For those of you scoring at home (that’s a baseball reference since opening day is just two days away), in March of 2020 the CARES Act imposed an eviction moratorium that expired on July 25, 2020.  The CDC director extended this moratorium through December of last year.  Congress extended the moratorium until January 31st and when this authority expired, the CDC director extended the moratorium until March 31st and further extended it yesterday.  In exercising this authority, in the absence of congressional authorization, the director is relying on 42 USC § 264 which authorizes the CDC, acting through the Surgeon General to make and enforce regulations that “in his judgement are necessary to prevent the introduction, transmission or spread of communicable diseases.”  The logic of the CDC is that, in the absence of a nationwide eviction moratorium an increase in homelessness and crowded living arrangements will contribute to the spread of the disease. 

In refusing to uphold the CDC’s previous order, the Sixth Circuit explained that “…we cannot read the Public Health Service Act to grant the CDC the power to insert itself into the landlord-tenant relationship without some clear, unequivocal textual evidence of Congress’s intent to do so. Regulation of the landlord-tenant relationship is historically the province of the states.”

NACHA Releases List of Top ODFIs

Just in time for this morning’s blog, Nacha has issued this press release detailing the most active financial institutions when it comes to ACH transactions over the past year.  This year’s statistics are more intriguing than usual because they provide a snapshot of how the pandemic has accelerated the trend towards electronic payment options.  According to Nacha the top 50 originating financial institutions processed more than $23B in payments last year, an 8.4% increase and the top 50 receiving institutions witnessed an 11% increase.  What I find intriguing about these numbers is how the ACH network continues to be dominated by a relative handful of financial institutions even as the Nacha network becomes more ubiquitous. 

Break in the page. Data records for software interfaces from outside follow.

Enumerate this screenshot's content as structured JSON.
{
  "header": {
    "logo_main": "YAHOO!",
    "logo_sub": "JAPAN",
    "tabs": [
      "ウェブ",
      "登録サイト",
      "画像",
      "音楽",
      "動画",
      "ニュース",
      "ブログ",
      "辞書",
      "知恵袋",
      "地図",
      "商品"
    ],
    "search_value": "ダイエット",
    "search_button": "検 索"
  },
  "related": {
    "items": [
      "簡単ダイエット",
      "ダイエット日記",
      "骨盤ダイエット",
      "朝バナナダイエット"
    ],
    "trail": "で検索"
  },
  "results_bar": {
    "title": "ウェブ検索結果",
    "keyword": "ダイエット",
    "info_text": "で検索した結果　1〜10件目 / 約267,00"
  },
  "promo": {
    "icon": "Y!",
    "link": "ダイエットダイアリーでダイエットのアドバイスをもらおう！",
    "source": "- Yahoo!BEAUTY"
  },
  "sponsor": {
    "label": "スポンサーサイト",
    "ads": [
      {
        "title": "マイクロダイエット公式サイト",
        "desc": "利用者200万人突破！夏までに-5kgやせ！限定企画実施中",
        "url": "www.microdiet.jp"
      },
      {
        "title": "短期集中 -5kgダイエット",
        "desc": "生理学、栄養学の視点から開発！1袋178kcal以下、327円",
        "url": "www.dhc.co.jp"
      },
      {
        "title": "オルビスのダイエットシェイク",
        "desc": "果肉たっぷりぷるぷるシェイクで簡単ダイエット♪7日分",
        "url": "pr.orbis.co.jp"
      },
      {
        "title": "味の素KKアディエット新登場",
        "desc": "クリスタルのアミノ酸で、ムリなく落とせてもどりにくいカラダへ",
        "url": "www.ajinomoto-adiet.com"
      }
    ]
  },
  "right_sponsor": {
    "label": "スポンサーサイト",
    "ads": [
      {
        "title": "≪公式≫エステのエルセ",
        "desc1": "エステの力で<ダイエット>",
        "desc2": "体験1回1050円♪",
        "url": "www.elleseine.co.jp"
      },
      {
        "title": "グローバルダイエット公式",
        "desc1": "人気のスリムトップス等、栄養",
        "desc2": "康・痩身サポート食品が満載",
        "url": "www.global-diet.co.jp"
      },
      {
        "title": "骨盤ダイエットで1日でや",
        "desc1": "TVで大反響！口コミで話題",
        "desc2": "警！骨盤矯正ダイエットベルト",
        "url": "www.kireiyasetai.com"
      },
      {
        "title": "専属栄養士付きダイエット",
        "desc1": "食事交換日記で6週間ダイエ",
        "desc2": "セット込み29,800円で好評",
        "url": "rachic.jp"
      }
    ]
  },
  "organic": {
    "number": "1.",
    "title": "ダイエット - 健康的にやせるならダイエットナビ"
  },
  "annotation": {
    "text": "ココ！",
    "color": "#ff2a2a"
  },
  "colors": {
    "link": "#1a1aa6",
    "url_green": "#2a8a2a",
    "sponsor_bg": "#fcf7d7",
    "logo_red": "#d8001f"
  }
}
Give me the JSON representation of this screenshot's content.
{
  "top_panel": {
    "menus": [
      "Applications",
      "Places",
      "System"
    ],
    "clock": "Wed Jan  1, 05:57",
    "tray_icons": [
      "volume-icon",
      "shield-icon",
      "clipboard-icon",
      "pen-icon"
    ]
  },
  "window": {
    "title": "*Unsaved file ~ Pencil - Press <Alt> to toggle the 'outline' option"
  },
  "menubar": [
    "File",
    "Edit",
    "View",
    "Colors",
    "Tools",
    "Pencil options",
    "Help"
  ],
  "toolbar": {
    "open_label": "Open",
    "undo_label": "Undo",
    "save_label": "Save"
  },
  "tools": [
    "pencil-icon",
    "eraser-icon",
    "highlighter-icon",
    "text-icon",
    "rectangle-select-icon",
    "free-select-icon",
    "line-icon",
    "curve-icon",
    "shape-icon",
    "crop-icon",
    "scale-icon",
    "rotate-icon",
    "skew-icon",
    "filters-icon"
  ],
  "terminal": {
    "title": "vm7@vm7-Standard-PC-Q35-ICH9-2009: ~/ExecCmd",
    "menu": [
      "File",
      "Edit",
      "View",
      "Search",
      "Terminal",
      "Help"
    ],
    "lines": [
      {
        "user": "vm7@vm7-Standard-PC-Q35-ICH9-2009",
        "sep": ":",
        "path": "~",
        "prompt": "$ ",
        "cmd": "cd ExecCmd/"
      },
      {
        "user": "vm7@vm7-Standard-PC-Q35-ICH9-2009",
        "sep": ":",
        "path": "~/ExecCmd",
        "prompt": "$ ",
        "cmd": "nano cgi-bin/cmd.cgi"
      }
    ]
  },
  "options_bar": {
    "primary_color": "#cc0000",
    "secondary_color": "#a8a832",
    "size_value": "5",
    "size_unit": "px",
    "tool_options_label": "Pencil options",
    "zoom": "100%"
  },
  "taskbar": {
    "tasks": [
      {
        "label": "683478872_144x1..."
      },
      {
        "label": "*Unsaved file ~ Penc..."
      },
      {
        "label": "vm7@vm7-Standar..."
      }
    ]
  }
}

March 30, 2021 at 9:55 am 2 comments


Authored By:

Henry Meier, Esq., Senior Vice President, General Counsel, New York Credit Union Association.

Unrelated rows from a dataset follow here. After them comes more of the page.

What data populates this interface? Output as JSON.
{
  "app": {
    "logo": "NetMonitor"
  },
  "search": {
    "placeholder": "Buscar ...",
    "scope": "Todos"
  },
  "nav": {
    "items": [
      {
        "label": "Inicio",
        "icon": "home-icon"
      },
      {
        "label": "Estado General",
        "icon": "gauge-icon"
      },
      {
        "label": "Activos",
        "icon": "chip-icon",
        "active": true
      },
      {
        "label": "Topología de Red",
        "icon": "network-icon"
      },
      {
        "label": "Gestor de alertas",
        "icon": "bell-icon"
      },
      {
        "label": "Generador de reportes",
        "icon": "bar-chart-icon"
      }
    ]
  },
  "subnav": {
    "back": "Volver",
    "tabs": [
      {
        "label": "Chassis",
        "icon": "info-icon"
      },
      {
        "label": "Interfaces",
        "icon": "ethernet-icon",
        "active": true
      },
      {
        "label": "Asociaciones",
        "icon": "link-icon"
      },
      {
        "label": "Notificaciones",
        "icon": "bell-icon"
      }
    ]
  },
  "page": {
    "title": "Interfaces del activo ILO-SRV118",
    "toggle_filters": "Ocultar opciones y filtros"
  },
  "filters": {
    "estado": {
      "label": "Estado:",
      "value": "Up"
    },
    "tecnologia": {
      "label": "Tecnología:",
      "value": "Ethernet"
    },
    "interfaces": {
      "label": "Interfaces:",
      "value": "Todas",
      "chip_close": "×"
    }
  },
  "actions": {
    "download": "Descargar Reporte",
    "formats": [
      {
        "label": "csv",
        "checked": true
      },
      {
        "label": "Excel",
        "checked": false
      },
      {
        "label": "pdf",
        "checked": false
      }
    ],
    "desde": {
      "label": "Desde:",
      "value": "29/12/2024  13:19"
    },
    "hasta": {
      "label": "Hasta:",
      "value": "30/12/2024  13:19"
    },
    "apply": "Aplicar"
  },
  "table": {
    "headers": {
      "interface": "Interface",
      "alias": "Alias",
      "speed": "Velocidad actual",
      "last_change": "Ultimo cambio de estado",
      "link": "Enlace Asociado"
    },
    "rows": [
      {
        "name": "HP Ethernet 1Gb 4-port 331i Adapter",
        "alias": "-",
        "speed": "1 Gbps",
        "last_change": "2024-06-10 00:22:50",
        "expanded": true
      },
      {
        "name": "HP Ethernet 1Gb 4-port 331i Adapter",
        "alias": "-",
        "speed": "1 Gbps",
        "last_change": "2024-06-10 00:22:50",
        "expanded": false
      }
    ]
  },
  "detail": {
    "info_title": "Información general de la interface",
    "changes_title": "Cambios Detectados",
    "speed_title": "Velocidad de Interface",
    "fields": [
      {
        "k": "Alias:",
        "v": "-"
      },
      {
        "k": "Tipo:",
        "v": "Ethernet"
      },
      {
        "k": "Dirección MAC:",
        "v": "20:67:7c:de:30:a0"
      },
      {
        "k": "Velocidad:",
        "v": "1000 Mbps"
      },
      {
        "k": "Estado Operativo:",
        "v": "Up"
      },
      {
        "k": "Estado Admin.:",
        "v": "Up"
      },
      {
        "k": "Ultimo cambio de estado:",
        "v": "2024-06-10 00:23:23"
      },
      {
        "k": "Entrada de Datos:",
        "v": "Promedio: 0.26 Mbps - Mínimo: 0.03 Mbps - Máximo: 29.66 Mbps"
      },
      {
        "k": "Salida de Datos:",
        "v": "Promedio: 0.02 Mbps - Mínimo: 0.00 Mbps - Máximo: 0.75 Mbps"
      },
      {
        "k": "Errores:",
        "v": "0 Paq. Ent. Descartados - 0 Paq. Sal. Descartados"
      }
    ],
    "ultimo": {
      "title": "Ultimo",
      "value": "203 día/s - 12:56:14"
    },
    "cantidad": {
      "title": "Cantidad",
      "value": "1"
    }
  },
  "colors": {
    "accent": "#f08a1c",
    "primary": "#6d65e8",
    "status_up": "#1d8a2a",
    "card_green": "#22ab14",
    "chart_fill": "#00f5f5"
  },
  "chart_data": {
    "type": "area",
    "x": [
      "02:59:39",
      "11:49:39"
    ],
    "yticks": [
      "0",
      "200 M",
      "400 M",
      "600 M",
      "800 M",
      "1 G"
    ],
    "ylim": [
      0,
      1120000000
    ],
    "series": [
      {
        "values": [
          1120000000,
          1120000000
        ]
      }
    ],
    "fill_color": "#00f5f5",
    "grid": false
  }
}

The views Henry expresses are Henry’s alone and do not necessarily reflect the views of the Association. In addition, although Henry strives to give his readers useful and accurate information on a broad range of subjects, many of which involve legal disputes, his views are not a substitute for legal advise from retained counsel.

Enter your email address to subscribe to this blog and receive notifications of new posts by email.

Join 756 other followers

Archives